Date of Paper
Type of Paper
Clinical research paper
The purpose of this study is to take a closer look at what factors of working at a private mental health agency affect a mental health practitioner's quality of life. This overall research question was broke down into four research questions which are: How does work-life balance impact a mental health practitioner's quality of life, How does workplace culture impact a mental health practitioner's quality of life, How does job-related stresses impact a mental health practitioner's quality of life, and lastly, How does workplace supervision impact a mental health practitioner's quality of life. Using a quantitative design, a survey was administered to 41 mental health practitioners, and 40 surveys were returned. The findings in relation to the research questions indicated that stress from work does affect the relationship with a spouse or partner, the majority of practitioners are at least somewhat satisfied with their job, most caseloads felt about right or too high, the majority experience burnout sometimes, and lastly that they feel they receive enough quality supervision. Implications for social work from this survey is that agency structure should be examined, more specifically in the realm of amount of paperwork and time allotted to this; supervision more specific on how to separate work and family life while having stress from work which leads into another implication of more continuing education on self care.

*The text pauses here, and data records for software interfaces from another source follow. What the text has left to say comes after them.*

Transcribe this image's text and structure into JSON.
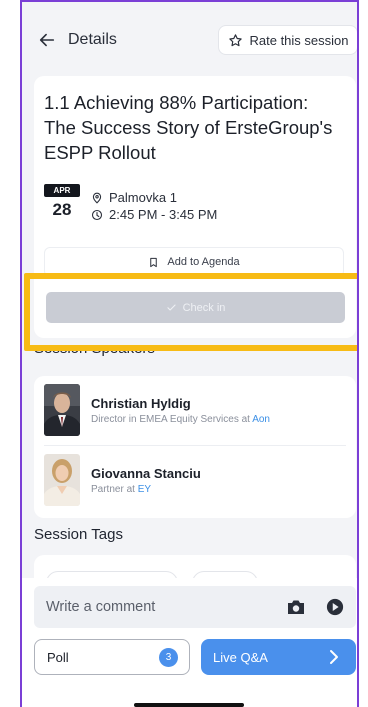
{
  "header": {
    "back_label": "Details",
    "rate_label": "Rate this session"
  },
  "session": {
    "title": "1.1 Achieving 88% Participation: The Success Story of ErsteGroup's ESPP Rollout",
    "date_month": "APR",
    "date_day": "28",
    "location": "Palmovka 1",
    "time": "2:45 PM - 3:45 PM",
    "agenda_label": "Add to Agenda",
    "checkin_label": "Check in"
  },
  "speakers": {
    "heading": "Session Speakers",
    "items": [
      {
        "name": "Christian Hyldig",
        "role_prefix": "Director in EMEA Equity Services at",
        "company": "Aon"
      },
      {
        "name": "Giovanna Stanciu",
        "role_prefix": "Partner at",
        "company": "EY"
      }
    ]
  },
  "tags": {
    "heading": "Session Tags"
  },
  "bottom": {
    "comment_placeholder": "Write a comment",
    "poll_label": "Poll",
    "poll_count": "3",
    "qa_label": "Live Q&A"
  },
  "colors": {
    "accent": "#4a90ec",
    "highlight": "#f7bb15",
    "frame": "#7b3fd6",
    "checkin_disabled": "#c9ccd4"
  },
  "icons": [
    "arrow-left-icon",
    "star-icon",
    "location-pin-icon",
    "clock-icon",
    "bookmark-icon",
    "check-icon",
    "camera-icon",
    "send-icon",
    "chevron-right-icon"
  ]
}
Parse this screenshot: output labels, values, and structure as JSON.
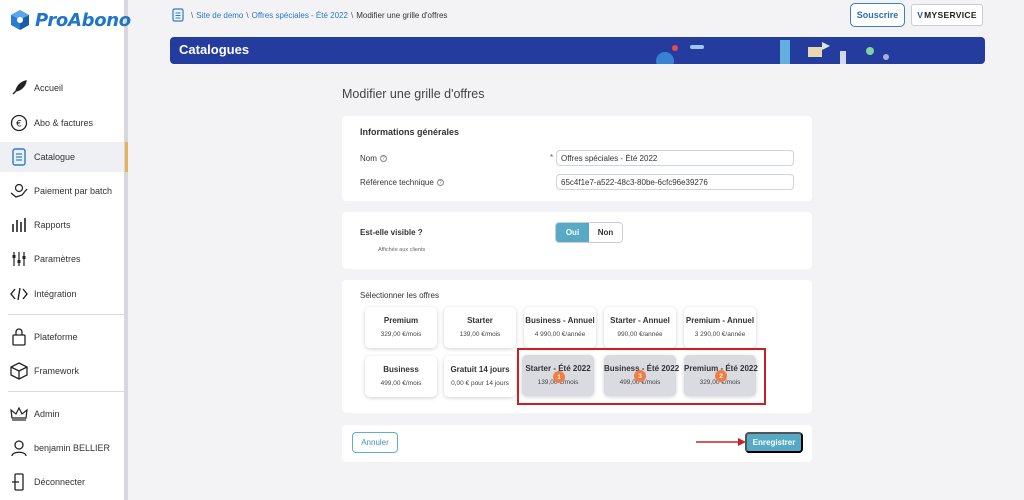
{
  "brand": {
    "name": "ProAbono"
  },
  "sidebar": {
    "items": [
      {
        "label": "Accueil",
        "icon": "rocket-icon"
      },
      {
        "label": "Abo & factures",
        "icon": "euro-icon"
      },
      {
        "label": "Catalogue",
        "icon": "catalog-icon"
      },
      {
        "label": "Paiement par batch",
        "icon": "payment-batch-icon"
      },
      {
        "label": "Rapports",
        "icon": "reports-icon"
      },
      {
        "label": "Paramètres",
        "icon": "settings-sliders-icon"
      },
      {
        "label": "Intégration",
        "icon": "code-icon"
      },
      {
        "label": "Plateforme",
        "icon": "platform-icon"
      },
      {
        "label": "Framework",
        "icon": "cube-icon"
      },
      {
        "label": "Admin",
        "icon": "crown-icon"
      },
      {
        "label": "benjamin BELLIER",
        "icon": "user-icon"
      },
      {
        "label": "Déconnecter",
        "icon": "logout-icon"
      }
    ]
  },
  "breadcrumb": {
    "items": [
      "Site de demo",
      "Offres spéciales - Été 2022"
    ],
    "current": "Modifier une grille d'offres",
    "separator": "\\"
  },
  "header": {
    "subscribe_label": "Souscrire",
    "myservice_v": "V",
    "myservice_text": "MYSERVICE"
  },
  "banner": {
    "title": "Catalogues"
  },
  "main": {
    "title": "Modifier une grille d'offres",
    "general": {
      "title": "Informations générales",
      "name_label": "Nom",
      "name_required": "*",
      "name_value": "Offres spéciales - Été 2022",
      "ref_label": "Référence technique",
      "ref_value": "65c4f1e7-a522-48c3-80be-6cfc96e39276",
      "help_glyph": "?"
    },
    "visibility": {
      "title": "Est-elle visible ?",
      "subtitle": "Affichée aux clients",
      "yes": "Oui",
      "no": "Non",
      "selected": "Oui"
    },
    "offers": {
      "title": "Sélectionner les offres",
      "row1": [
        {
          "name": "Premium",
          "price": "329,00 €/mois"
        },
        {
          "name": "Starter",
          "price": "139,00 €/mois"
        },
        {
          "name": "Business - Annuel",
          "price": "4 990,00 €/année"
        },
        {
          "name": "Starter - Annuel",
          "price": "990,00 €/année"
        },
        {
          "name": "Premium - Annuel",
          "price": "3 290,00 €/année"
        }
      ],
      "row2": [
        {
          "name": "Business",
          "price": "499,00 €/mois",
          "selected": false
        },
        {
          "name": "Gratuit 14 jours",
          "price": "0,00 € pour 14 jours",
          "selected": false
        },
        {
          "name": "Starter - Été 2022",
          "price": "139,00 €/mois",
          "selected": true,
          "order": "1"
        },
        {
          "name": "Business - Été 2022",
          "price": "499,00 €/mois",
          "selected": true,
          "order": "3"
        },
        {
          "name": "Premium - Été 2022",
          "price": "329,00 €/mois",
          "selected": true,
          "order": "2"
        }
      ]
    },
    "actions": {
      "cancel": "Annuler",
      "save": "Enregistrer"
    }
  },
  "colors": {
    "brand_blue": "#1f76c9",
    "banner": "#243c9e",
    "accent": "#56aac6",
    "badge": "#f07d43",
    "highlight": "#c92027"
  }
}
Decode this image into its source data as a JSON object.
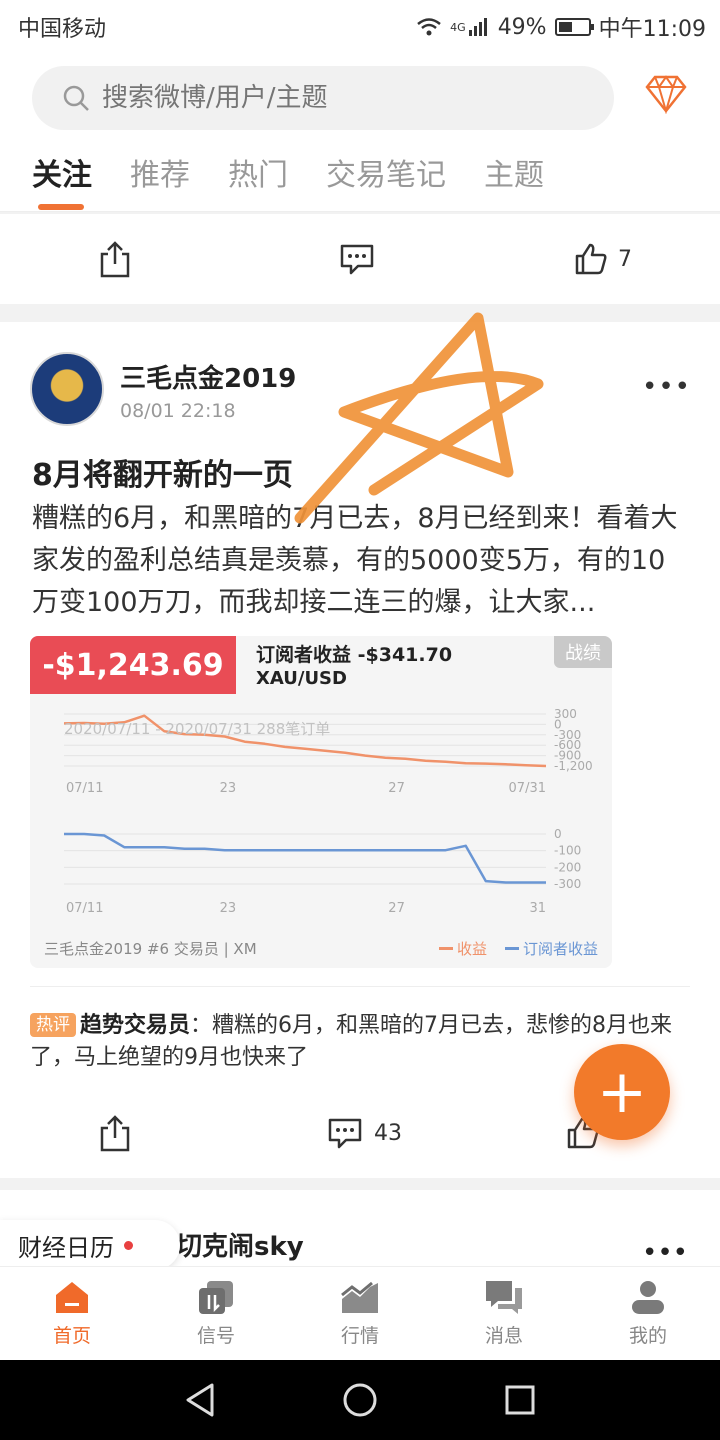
{
  "status": {
    "carrier": "中国移动",
    "network": "4G",
    "battery": "49%",
    "time": "中午11:09",
    "battery_level": 0.49
  },
  "search": {
    "placeholder": "搜索微博/用户/主题"
  },
  "tabs": [
    {
      "label": "关注",
      "active": true
    },
    {
      "label": "推荐"
    },
    {
      "label": "热门"
    },
    {
      "label": "交易笔记"
    },
    {
      "label": "主题"
    }
  ],
  "top_actions": {
    "like_count": "7"
  },
  "post": {
    "author": "三毛点金2019",
    "datetime": "08/01 22:18",
    "title": "8月将翻开新的一页",
    "body": "糟糕的6月，和黑暗的7月已去，8月已经到来！看着大家发的盈利总结真是羡慕，有的5000变5万，有的10万变100万刀，而我却接二连三的爆，让大家...",
    "trade": {
      "pnl": "-$1,243.69",
      "subscriber_profit": "订阅者收益 -$341.70",
      "symbol": "XAU/USD",
      "badge": "战绩",
      "period": "2020/07/11 - 2020/07/31  288笔订单",
      "footer": "三毛点金2019 #6    交易员 | XM",
      "legend_profit": "收益",
      "legend_sub": "订阅者收益",
      "color_profit": "#f0926a",
      "color_sub": "#6a96d4"
    },
    "comment": {
      "tag": "热评",
      "user": "趋势交易员",
      "text": "：糟糕的6月，和黑暗的7月已去，悲惨的8月也来了，马上绝望的9月也快来了"
    },
    "comment_count": "43"
  },
  "chart_data": [
    {
      "type": "line",
      "title": "",
      "xlabel": "",
      "ylabel": "",
      "x_ticks": [
        "07/11",
        "23",
        "27",
        "07/31"
      ],
      "y_ticks": [
        "300",
        "0",
        "-300",
        "-600",
        "-900",
        "-1,200"
      ],
      "ylim": [
        -1200,
        300
      ],
      "series": [
        {
          "name": "收益",
          "values": [
            30,
            40,
            20,
            60,
            250,
            -200,
            -280,
            -300,
            -350,
            -500,
            -560,
            -650,
            -700,
            -760,
            -820,
            -900,
            -960,
            -990,
            -1050,
            -1080,
            -1120,
            -1130,
            -1150,
            -1180,
            -1200
          ]
        }
      ]
    },
    {
      "type": "line",
      "title": "",
      "x_ticks": [
        "07/11",
        "23",
        "27",
        "31"
      ],
      "y_ticks": [
        "0",
        "-100",
        "-200",
        "-300"
      ],
      "ylim": [
        -340,
        0
      ],
      "series": [
        {
          "name": "订阅者收益",
          "values": [
            0,
            0,
            -10,
            -90,
            -90,
            -90,
            -100,
            -100,
            -110,
            -110,
            -110,
            -110,
            -110,
            -110,
            -110,
            -110,
            -110,
            -110,
            -110,
            -110,
            -80,
            -320,
            -330,
            -330,
            -330
          ]
        }
      ]
    }
  ],
  "second_post": {
    "author_partial": "切克闹sky"
  },
  "calendar": {
    "label": "财经日历"
  },
  "bottom_tabs": [
    {
      "label": "首页",
      "active": true
    },
    {
      "label": "信号"
    },
    {
      "label": "行情"
    },
    {
      "label": "消息"
    },
    {
      "label": "我的"
    }
  ]
}
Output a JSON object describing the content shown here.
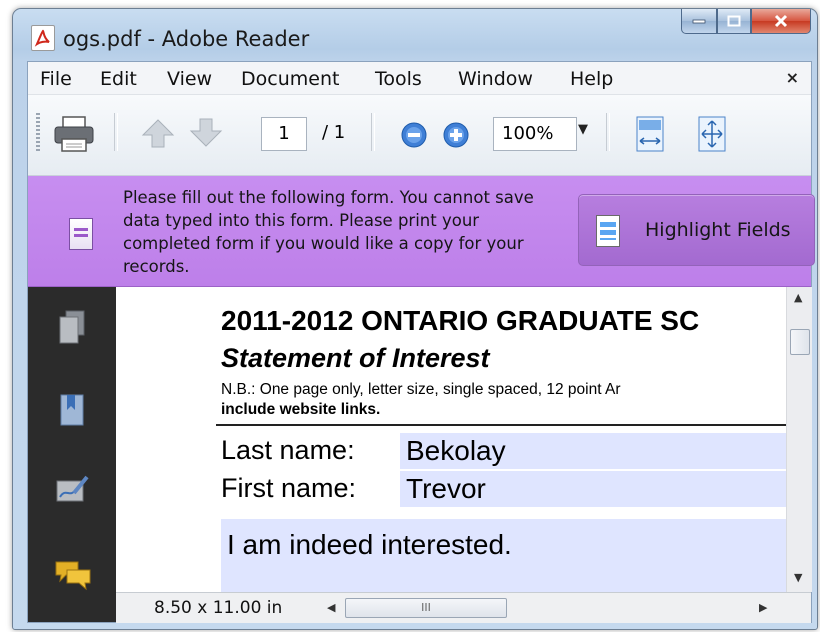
{
  "window": {
    "title": "ogs.pdf - Adobe Reader"
  },
  "menu": {
    "items": [
      "File",
      "Edit",
      "View",
      "Document",
      "Tools",
      "Window",
      "Help"
    ],
    "close_glyph": "×"
  },
  "toolbar": {
    "current_page": "1",
    "page_total": "/ 1",
    "zoom": "100%"
  },
  "notice": {
    "text": "Please fill out the following form. You cannot save data typed into this form. Please print your completed form if you would like a copy for your records.",
    "button_label": "Highlight Fields"
  },
  "document": {
    "title": "2011-2012 ONTARIO GRADUATE SC",
    "subtitle": "Statement of Interest",
    "note_line1": "N.B.: One page only, letter size, single spaced, 12 point Ar",
    "note_line2": "include website links.",
    "last_name_label": "Last name:",
    "last_name_value": "Bekolay",
    "first_name_label": "First name:",
    "first_name_value": "Trevor",
    "statement_value": "I am indeed interested."
  },
  "status": {
    "page_size": "8.50 x 11.00 in",
    "hthumb_grip": "III"
  },
  "icons": {
    "app": "adobe-reader-icon",
    "print": "printer-icon",
    "prev": "up-arrow-icon",
    "next": "down-arrow-icon",
    "zoom_out": "zoom-out-icon",
    "zoom_in": "zoom-in-icon",
    "fit_width": "fit-width-icon",
    "fit_page": "fit-page-icon",
    "form": "form-icon",
    "pages": "pages-icon",
    "bookmarks": "bookmarks-icon",
    "signatures": "signature-icon",
    "comments": "comments-icon"
  },
  "colors": {
    "notice_bar": "#c084ec",
    "field_highlight": "#dfe5ff",
    "nav_panel": "#2b2b2b"
  }
}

Jones, Liz. (2012). What Factors of Working at a Private Mental Health Agency Affect a Mental Health Practitioner's Quality of Life?. Retrieved from Sophia, the St. Catherine University repository website: https://sophia.stkate.edu/msw_papers/43